▸ **What you should do**: When a line of the entries contains the word "Identity", report that line.

** Data for the task follows **

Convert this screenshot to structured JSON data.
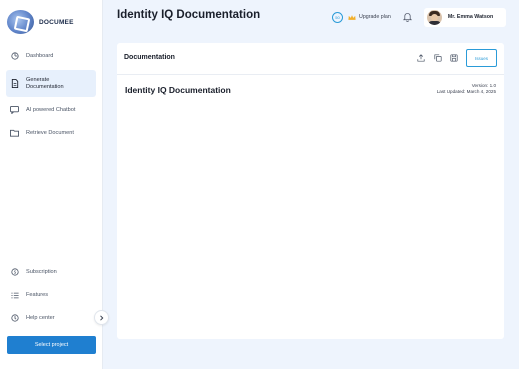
{
  "app": {
    "logo_text": "DOCUMEE"
  },
  "sidebar": {
    "items": [
      {
        "label": "Dashboard",
        "icon": "dashboard-icon"
      },
      {
        "label": "Generate Documentation",
        "icon": "document-icon",
        "active": true
      },
      {
        "label": "AI powered Chatbot",
        "icon": "chat-icon"
      },
      {
        "label": "Retrieve Document",
        "icon": "folder-icon"
      }
    ],
    "bottom_items": [
      {
        "label": "Subscription",
        "icon": "dollar-icon"
      },
      {
        "label": "Features",
        "icon": "list-icon"
      },
      {
        "label": "Help center",
        "icon": "help-icon"
      }
    ],
    "select_project_label": "Select project"
  },
  "header": {
    "title": "Identity IQ Documentation",
    "credits": "50",
    "upgrade_label": "Upgrade plan",
    "user_name": "Mr. Emma Watson"
  },
  "card": {
    "title": "Documentation",
    "issues_label": "Issues",
    "doc_title": "Identity IQ Documentation",
    "version": "Version: 1.0",
    "last_updated": "Last Updated: March 4, 2025"
  },
  "colors": {
    "accent": "#1f7fd0",
    "accent_light": "#2a9bd8",
    "background": "#eef4fd",
    "active_nav": "#e7f0fc"
  }
}
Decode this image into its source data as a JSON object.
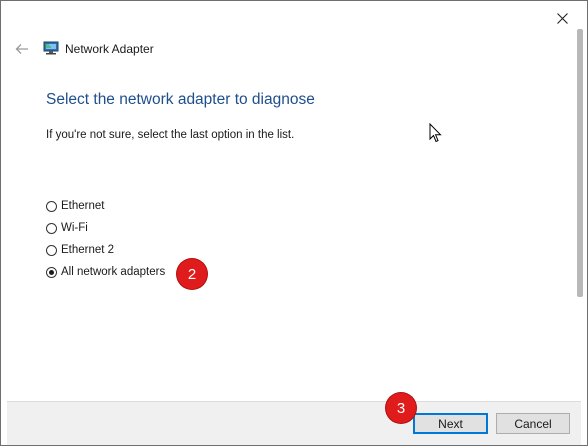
{
  "header": {
    "title": "Network Adapter",
    "back_icon": "back-arrow-icon",
    "app_icon": "network-adapter-icon",
    "close_icon": "close-icon"
  },
  "main": {
    "heading": "Select the network adapter to diagnose",
    "description": "If you're not sure, select the last option in the list.",
    "options": [
      {
        "label": "Ethernet",
        "selected": false
      },
      {
        "label": "Wi-Fi",
        "selected": false
      },
      {
        "label": "Ethernet 2",
        "selected": false
      },
      {
        "label": "All network adapters",
        "selected": true
      }
    ]
  },
  "annotations": {
    "step_2": "2",
    "step_3": "3",
    "badge_color": "#e01b1b"
  },
  "footer": {
    "next_label": "Next",
    "cancel_label": "Cancel"
  },
  "colors": {
    "heading": "#1e4e8c",
    "accent": "#0078d7"
  }
}
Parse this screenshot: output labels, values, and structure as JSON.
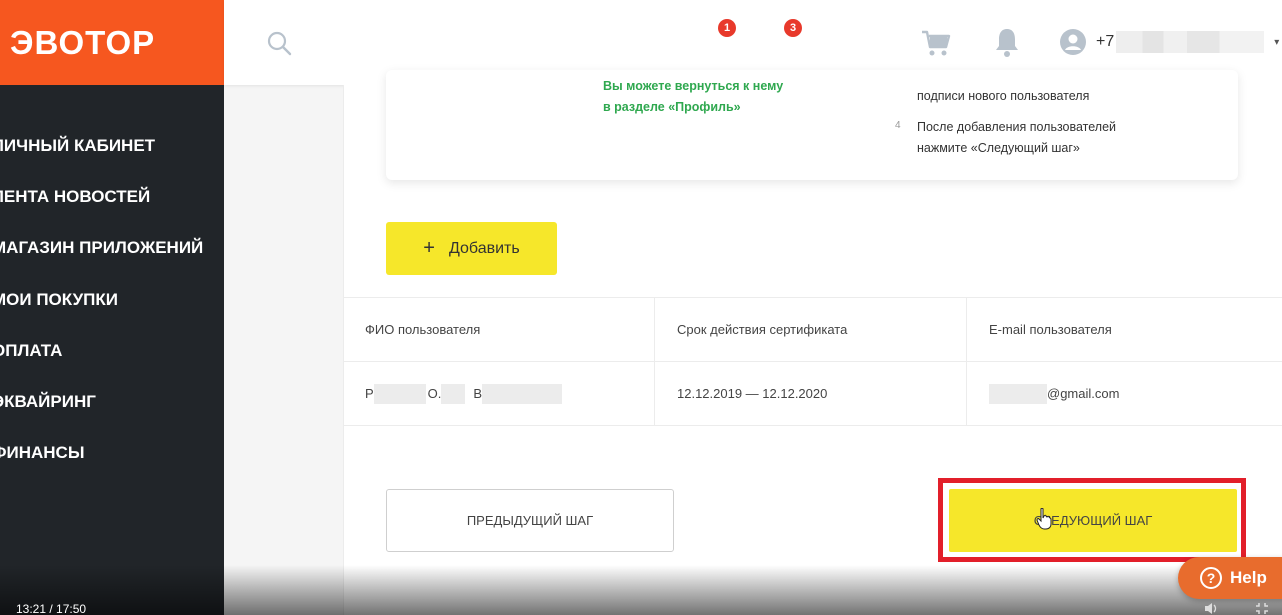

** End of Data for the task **

▸ **Worked solution**:
    "title": "Identity IQ Documentation",
    "doc_title": "Identity IQ Documentation",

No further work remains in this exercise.